> [Activity] Of the lines below, report only those that contain "const".

> [Data for analysis]
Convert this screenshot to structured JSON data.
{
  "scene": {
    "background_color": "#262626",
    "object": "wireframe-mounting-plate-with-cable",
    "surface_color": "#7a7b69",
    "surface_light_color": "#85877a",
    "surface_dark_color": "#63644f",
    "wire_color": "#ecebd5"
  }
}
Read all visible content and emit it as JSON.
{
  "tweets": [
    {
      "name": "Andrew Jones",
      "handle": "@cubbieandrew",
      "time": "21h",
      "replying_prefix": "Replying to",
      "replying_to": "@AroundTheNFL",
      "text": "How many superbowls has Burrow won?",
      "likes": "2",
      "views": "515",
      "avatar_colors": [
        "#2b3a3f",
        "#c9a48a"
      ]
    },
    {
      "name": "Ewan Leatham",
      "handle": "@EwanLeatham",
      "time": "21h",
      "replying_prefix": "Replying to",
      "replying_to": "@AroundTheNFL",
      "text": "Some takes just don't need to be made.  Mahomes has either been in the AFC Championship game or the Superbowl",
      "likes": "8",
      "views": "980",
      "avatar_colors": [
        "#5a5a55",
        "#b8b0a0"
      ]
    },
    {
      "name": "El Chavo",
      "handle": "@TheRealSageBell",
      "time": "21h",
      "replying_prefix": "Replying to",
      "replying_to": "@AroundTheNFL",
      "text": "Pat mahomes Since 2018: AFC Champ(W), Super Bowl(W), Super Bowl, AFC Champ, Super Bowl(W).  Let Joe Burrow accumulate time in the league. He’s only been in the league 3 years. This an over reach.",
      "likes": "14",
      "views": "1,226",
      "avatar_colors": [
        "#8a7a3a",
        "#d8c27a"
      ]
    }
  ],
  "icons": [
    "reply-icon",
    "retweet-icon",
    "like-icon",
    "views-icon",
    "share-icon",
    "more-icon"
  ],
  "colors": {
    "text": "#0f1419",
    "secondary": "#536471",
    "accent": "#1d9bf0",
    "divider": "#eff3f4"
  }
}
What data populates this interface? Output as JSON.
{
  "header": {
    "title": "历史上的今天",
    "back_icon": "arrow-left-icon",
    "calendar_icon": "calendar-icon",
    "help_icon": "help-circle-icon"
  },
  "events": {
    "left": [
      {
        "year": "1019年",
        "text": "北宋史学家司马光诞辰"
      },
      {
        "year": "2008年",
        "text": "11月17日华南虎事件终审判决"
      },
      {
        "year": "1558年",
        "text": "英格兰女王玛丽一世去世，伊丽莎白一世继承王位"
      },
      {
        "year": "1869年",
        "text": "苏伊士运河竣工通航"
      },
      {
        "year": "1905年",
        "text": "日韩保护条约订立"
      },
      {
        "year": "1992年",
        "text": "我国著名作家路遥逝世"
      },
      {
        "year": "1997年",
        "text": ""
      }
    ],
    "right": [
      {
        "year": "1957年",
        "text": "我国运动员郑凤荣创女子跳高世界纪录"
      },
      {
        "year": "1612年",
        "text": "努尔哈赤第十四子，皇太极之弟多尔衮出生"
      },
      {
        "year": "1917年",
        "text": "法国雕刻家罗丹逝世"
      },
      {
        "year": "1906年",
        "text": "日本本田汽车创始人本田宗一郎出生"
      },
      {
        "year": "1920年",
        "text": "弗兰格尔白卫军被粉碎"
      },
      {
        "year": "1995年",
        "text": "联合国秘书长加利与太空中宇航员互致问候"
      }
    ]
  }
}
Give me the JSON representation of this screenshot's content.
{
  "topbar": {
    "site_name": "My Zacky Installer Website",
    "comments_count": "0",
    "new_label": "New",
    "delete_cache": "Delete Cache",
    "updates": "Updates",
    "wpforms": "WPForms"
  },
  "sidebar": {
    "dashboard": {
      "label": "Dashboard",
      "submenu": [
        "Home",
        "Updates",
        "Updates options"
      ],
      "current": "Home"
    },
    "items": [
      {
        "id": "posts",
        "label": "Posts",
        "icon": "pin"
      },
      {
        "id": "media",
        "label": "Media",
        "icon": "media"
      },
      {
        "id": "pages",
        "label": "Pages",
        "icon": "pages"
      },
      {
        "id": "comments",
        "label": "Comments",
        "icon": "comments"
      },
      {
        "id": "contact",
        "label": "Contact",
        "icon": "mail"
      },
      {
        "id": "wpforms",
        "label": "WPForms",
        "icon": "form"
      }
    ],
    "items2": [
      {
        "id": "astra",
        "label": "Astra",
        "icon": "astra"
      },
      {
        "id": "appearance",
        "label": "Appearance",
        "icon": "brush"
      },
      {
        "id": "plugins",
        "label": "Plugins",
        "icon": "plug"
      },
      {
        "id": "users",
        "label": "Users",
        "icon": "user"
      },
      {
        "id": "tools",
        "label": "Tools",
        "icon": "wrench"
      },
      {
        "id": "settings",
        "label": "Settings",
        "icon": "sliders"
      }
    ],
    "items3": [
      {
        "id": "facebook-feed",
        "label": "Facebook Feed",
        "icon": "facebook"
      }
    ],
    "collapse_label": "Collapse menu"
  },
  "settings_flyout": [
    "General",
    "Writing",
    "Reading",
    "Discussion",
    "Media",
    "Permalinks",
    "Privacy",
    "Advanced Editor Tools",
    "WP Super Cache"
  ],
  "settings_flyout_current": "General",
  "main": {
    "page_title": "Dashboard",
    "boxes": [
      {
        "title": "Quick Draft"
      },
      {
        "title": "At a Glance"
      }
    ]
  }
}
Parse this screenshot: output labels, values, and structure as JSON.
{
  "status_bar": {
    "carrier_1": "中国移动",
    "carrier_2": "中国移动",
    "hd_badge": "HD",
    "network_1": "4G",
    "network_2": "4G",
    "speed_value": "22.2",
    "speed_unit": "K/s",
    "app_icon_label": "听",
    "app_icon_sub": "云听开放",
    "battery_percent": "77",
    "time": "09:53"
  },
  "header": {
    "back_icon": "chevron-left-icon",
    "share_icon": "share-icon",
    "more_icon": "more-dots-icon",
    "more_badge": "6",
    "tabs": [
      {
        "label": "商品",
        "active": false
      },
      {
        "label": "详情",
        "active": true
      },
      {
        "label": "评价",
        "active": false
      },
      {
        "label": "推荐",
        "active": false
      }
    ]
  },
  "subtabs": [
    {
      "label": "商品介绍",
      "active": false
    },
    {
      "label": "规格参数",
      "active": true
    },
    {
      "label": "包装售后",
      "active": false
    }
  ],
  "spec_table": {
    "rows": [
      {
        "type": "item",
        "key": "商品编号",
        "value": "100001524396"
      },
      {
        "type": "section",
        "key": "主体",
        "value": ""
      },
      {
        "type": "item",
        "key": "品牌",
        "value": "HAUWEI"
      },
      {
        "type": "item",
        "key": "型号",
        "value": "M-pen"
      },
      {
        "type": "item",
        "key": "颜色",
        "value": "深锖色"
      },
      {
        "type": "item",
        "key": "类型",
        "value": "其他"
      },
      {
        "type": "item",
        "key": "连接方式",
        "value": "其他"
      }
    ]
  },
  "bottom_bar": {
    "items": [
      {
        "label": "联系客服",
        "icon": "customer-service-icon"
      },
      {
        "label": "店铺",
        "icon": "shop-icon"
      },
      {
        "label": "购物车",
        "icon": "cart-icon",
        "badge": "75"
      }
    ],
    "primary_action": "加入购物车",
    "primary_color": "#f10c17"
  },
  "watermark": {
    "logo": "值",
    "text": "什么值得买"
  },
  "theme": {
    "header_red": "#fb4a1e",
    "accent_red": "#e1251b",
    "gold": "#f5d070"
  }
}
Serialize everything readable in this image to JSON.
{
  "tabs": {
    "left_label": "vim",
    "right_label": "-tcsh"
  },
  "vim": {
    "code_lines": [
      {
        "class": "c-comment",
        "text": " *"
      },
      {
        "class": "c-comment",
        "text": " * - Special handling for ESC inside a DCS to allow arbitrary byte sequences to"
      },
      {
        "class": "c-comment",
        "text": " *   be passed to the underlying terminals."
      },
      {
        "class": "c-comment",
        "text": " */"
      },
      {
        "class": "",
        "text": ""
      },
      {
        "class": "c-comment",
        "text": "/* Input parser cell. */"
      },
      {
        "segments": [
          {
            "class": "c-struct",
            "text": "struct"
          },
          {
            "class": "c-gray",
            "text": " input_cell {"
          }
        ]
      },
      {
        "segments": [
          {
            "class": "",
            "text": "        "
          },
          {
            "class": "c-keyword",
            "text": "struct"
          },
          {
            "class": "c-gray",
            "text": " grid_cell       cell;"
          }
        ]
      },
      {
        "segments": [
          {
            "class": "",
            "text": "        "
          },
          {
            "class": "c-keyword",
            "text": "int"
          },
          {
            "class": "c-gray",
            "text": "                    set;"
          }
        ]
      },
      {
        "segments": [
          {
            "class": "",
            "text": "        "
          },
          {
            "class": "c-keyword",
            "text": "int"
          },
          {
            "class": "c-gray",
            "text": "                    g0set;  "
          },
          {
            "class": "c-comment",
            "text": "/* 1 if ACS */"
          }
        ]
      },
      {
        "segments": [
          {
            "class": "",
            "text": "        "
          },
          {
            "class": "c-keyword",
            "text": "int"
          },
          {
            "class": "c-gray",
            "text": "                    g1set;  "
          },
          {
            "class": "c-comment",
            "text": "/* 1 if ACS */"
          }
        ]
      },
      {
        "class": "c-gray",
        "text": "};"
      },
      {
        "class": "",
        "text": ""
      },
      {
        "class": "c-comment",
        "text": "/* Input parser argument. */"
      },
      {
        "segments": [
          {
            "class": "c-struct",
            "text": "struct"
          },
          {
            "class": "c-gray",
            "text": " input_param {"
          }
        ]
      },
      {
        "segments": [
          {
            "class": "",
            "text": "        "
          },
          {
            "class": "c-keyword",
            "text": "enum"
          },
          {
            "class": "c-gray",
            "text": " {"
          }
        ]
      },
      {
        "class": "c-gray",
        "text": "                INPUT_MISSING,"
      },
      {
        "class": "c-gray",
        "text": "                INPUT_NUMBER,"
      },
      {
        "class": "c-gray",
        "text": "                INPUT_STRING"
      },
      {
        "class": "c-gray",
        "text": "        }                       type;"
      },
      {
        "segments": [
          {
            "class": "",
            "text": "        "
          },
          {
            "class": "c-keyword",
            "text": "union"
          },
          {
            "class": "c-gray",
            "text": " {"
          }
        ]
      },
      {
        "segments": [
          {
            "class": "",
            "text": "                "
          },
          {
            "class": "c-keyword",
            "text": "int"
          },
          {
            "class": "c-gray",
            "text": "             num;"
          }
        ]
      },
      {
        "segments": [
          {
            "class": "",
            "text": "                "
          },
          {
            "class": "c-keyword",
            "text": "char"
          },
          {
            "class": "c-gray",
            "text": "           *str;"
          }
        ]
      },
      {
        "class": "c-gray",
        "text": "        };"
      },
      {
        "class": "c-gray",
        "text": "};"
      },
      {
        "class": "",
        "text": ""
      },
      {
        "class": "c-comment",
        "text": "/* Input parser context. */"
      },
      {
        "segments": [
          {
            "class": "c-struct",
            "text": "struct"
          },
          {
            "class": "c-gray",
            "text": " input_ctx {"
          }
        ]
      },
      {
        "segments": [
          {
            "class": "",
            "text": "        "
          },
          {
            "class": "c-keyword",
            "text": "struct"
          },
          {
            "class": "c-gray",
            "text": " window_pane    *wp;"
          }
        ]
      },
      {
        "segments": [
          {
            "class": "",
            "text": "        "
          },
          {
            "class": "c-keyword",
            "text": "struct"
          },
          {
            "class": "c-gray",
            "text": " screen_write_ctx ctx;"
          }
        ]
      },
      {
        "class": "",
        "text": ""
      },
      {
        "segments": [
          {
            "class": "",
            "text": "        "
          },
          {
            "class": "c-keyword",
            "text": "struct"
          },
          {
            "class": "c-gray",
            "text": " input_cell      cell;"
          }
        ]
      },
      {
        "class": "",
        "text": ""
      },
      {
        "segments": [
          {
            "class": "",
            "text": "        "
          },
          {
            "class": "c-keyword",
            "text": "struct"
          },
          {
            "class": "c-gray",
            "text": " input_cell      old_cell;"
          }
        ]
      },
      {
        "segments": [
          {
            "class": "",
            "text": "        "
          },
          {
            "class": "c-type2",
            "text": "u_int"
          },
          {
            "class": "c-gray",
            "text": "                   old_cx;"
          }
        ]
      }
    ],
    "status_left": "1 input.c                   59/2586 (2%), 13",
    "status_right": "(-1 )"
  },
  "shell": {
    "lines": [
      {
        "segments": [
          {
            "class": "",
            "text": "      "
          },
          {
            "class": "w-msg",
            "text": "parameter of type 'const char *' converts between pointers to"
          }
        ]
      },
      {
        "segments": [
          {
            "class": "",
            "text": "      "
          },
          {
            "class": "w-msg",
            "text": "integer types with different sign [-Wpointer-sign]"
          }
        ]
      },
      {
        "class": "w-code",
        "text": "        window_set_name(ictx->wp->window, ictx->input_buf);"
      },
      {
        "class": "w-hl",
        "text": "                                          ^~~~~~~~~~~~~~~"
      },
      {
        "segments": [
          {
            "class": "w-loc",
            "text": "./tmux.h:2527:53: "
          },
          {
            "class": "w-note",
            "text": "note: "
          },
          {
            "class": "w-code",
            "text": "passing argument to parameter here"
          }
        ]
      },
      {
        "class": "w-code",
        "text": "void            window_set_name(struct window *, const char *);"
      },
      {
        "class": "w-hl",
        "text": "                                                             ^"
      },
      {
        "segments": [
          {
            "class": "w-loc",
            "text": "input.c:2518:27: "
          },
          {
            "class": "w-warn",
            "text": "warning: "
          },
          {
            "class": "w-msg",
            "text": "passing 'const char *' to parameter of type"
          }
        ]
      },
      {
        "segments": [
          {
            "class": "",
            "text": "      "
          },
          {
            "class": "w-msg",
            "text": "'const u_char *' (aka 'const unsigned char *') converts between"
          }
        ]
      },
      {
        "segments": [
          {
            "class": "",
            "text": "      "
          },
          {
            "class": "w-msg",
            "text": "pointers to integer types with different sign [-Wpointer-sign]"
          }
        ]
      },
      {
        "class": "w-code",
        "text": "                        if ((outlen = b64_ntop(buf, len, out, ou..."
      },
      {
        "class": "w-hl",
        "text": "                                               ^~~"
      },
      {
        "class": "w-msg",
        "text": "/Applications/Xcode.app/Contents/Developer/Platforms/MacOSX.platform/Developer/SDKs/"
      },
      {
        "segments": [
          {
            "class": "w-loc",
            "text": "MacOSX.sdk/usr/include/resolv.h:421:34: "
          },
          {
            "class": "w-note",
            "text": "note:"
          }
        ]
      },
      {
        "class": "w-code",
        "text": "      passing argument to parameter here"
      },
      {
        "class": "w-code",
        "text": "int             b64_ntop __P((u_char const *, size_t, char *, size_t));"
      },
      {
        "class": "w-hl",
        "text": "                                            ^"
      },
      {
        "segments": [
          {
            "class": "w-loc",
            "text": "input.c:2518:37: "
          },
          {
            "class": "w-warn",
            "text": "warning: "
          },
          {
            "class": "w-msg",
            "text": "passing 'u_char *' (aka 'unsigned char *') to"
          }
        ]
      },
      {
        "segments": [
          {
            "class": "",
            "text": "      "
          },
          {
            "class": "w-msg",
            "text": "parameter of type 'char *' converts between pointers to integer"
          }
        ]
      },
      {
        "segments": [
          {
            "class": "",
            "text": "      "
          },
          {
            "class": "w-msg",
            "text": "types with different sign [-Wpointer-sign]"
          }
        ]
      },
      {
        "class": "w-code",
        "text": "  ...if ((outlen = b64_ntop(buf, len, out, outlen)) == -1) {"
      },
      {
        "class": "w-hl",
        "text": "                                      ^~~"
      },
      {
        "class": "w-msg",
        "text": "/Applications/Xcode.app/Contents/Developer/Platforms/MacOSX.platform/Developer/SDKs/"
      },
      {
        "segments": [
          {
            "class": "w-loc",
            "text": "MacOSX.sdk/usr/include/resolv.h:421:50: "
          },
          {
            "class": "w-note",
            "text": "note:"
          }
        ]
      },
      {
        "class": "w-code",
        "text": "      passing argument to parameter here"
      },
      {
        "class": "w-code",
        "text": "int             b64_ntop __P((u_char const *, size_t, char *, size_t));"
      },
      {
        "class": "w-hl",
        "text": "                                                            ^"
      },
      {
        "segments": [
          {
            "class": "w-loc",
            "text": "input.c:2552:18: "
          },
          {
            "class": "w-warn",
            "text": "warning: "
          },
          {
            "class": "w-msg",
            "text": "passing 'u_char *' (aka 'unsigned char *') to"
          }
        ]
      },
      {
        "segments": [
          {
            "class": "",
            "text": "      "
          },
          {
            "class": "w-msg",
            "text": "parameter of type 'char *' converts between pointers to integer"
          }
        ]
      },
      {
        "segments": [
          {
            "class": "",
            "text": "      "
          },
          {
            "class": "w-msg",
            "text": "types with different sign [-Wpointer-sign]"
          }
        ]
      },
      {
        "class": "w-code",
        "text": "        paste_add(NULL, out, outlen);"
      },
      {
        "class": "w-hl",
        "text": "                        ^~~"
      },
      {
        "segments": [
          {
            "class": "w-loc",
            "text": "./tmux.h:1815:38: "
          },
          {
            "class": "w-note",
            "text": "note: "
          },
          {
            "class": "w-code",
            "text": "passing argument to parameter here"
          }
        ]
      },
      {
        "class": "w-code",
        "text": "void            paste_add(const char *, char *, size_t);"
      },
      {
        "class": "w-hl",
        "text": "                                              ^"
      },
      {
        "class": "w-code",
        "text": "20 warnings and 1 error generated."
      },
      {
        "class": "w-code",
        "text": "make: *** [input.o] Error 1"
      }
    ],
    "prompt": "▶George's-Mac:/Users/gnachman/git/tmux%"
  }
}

> [Task output]
            "text": "parameter of type 'const char *' converts between pointers to"
        "text": "void            window_set_name(struct window *, const char *);"
            "text": "passing 'const char *' to parameter of type"
            "text": "'const u_char *' (aka 'const unsigned char *') converts between"
        "text": "int             b64_ntop __P((u_char const *, size_t, char *, size_t));"
        "text": "int             b64_ntop __P((u_char const *, size_t, char *, size_t));"
        "text": "void            paste_add(const char *, char *, size_t);"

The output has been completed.